◆ **Work request**
Every record below should be printed exactly, except for the pictures.
----- Dataset entries -----
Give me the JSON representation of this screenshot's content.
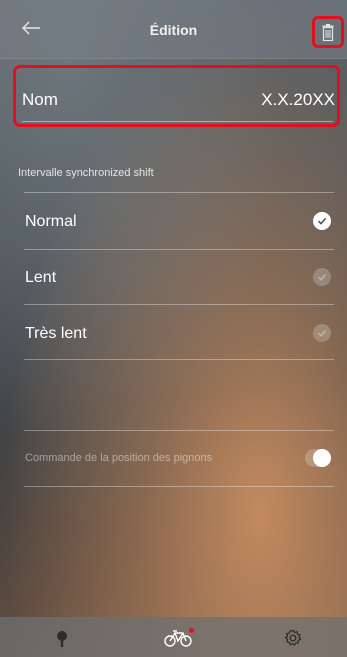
{
  "header": {
    "title": "Édition",
    "back_icon": "arrow-left-icon",
    "delete_icon": "trash-icon"
  },
  "name_field": {
    "label": "Nom",
    "value": "X.X.20XX"
  },
  "interval": {
    "section_title": "Intervalle synchronized shift",
    "options": [
      {
        "label": "Normal",
        "selected": true
      },
      {
        "label": "Lent",
        "selected": false
      },
      {
        "label": "Très lent",
        "selected": false
      }
    ]
  },
  "gear_position": {
    "label": "Commande de la position des pignons",
    "enabled": true
  },
  "tabbar": {
    "tabs": [
      {
        "icon": "pin-icon"
      },
      {
        "icon": "bicycle-icon",
        "badge": true,
        "active": true
      },
      {
        "icon": "gear-icon"
      }
    ]
  },
  "colors": {
    "highlight": "#e0101f",
    "badge": "#e0101f"
  }
}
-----
◆ **Written reply**
Give me the JSON representation of this screenshot's content.
{
  "header": {
    "title": "Édition",
    "back_icon": "arrow-left-icon",
    "delete_icon": "trash-icon"
  },
  "name_field": {
    "label": "Nom",
    "value": "X.X.20XX"
  },
  "interval": {
    "section_title": "Intervalle synchronized shift",
    "options": [
      {
        "label": "Normal",
        "selected": true
      },
      {
        "label": "Lent",
        "selected": false
      },
      {
        "label": "Très lent",
        "selected": false
      }
    ]
  },
  "gear_position": {
    "label": "Commande de la position des pignons",
    "enabled": true
  },
  "tabbar": {
    "tabs": [
      {
        "icon": "pin-icon"
      },
      {
        "icon": "bicycle-icon",
        "badge": true,
        "active": true
      },
      {
        "icon": "gear-icon"
      }
    ]
  },
  "colors": {
    "highlight": "#e0101f",
    "badge": "#e0101f"
  }
}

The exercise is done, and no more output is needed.